== EXTRACTED RECORDS ==
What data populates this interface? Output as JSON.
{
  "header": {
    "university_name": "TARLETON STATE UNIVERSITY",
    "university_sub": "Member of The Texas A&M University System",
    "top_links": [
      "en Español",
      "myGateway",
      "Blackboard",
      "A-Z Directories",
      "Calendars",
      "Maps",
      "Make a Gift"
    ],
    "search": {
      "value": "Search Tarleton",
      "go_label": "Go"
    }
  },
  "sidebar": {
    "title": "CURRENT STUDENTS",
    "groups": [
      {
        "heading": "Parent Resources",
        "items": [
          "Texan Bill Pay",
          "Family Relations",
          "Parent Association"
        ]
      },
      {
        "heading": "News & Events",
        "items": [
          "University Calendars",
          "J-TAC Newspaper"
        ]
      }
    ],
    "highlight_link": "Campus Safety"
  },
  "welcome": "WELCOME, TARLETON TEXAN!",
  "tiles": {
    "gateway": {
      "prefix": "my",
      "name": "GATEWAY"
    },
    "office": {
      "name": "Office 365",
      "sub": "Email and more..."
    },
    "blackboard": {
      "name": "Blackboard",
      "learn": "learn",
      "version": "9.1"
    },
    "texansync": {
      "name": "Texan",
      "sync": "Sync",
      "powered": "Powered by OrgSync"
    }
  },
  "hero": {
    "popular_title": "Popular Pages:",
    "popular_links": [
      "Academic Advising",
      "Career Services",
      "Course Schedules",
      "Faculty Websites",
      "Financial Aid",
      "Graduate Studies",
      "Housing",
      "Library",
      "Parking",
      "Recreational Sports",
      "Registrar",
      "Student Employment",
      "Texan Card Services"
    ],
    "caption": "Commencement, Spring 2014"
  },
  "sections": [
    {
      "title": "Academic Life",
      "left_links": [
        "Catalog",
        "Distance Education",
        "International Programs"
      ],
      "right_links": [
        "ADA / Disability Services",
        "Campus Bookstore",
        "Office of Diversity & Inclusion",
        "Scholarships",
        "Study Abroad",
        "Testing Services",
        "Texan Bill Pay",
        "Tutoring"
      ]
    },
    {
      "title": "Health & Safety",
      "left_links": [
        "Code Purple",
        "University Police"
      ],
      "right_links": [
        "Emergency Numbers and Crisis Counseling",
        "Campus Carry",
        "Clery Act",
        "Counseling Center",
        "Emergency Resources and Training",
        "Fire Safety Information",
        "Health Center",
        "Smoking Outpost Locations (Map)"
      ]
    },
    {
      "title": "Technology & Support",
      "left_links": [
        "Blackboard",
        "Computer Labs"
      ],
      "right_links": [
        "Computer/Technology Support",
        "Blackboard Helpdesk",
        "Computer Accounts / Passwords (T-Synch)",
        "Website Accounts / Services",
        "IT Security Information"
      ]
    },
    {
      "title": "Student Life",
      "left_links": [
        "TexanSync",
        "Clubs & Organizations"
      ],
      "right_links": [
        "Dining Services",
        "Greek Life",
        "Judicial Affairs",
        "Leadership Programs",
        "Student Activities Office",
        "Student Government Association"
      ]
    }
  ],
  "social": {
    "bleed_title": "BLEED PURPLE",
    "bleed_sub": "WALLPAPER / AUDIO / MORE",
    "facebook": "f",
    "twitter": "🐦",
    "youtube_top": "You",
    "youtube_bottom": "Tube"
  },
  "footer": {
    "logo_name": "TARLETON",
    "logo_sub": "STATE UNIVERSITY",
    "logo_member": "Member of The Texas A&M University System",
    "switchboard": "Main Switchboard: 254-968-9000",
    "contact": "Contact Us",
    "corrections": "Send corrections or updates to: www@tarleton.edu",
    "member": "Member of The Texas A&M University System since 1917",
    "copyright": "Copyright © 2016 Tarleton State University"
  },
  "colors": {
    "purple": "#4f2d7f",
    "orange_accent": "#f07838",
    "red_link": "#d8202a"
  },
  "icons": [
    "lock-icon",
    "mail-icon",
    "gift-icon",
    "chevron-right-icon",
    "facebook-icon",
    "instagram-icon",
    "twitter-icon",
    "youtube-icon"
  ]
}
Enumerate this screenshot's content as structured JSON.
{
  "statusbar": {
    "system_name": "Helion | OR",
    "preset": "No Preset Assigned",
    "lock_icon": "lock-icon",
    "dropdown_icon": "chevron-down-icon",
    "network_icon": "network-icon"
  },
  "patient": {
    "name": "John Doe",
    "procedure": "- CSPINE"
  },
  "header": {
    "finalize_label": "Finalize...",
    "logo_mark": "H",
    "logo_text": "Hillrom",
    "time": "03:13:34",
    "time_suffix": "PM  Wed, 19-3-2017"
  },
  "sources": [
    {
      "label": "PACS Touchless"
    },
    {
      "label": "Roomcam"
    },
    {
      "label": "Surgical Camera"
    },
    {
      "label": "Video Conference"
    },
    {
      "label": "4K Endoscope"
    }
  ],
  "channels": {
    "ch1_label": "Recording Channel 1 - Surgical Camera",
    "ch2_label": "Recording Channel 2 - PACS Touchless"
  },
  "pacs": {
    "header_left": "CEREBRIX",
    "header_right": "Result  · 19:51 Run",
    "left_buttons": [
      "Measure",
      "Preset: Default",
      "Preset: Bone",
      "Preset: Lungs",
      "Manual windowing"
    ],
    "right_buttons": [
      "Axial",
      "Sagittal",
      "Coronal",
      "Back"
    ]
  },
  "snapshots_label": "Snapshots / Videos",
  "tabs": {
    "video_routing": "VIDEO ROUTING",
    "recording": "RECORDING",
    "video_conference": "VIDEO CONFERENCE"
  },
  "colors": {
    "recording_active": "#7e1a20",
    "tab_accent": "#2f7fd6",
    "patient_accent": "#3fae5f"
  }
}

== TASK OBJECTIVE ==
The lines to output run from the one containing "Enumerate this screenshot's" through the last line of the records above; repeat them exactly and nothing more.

== EXPECTED OUTPUT ==
Enumerate this screenshot's content as structured JSON.
{
  "statusbar": {
    "system_name": "Helion | OR",
    "preset": "No Preset Assigned",
    "lock_icon": "lock-icon",
    "dropdown_icon": "chevron-down-icon",
    "network_icon": "network-icon"
  },
  "patient": {
    "name": "John Doe",
    "procedure": "- CSPINE"
  },
  "header": {
    "finalize_label": "Finalize...",
    "logo_mark": "H",
    "logo_text": "Hillrom",
    "time": "03:13:34",
    "time_suffix": "PM  Wed, 19-3-2017"
  },
  "sources": [
    {
      "label": "PACS Touchless"
    },
    {
      "label": "Roomcam"
    },
    {
      "label": "Surgical Camera"
    },
    {
      "label": "Video Conference"
    },
    {
      "label": "4K Endoscope"
    }
  ],
  "channels": {
    "ch1_label": "Recording Channel 1 - Surgical Camera",
    "ch2_label": "Recording Channel 2 - PACS Touchless"
  },
  "pacs": {
    "header_left": "CEREBRIX",
    "header_right": "Result  · 19:51 Run",
    "left_buttons": [
      "Measure",
      "Preset: Default",
      "Preset: Bone",
      "Preset: Lungs",
      "Manual windowing"
    ],
    "right_buttons": [
      "Axial",
      "Sagittal",
      "Coronal",
      "Back"
    ]
  },
  "snapshots_label": "Snapshots / Videos",
  "tabs": {
    "video_routing": "VIDEO ROUTING",
    "recording": "RECORDING",
    "video_conference": "VIDEO CONFERENCE"
  },
  "colors": {
    "recording_active": "#7e1a20",
    "tab_accent": "#2f7fd6",
    "patient_accent": "#3fae5f"
  }
}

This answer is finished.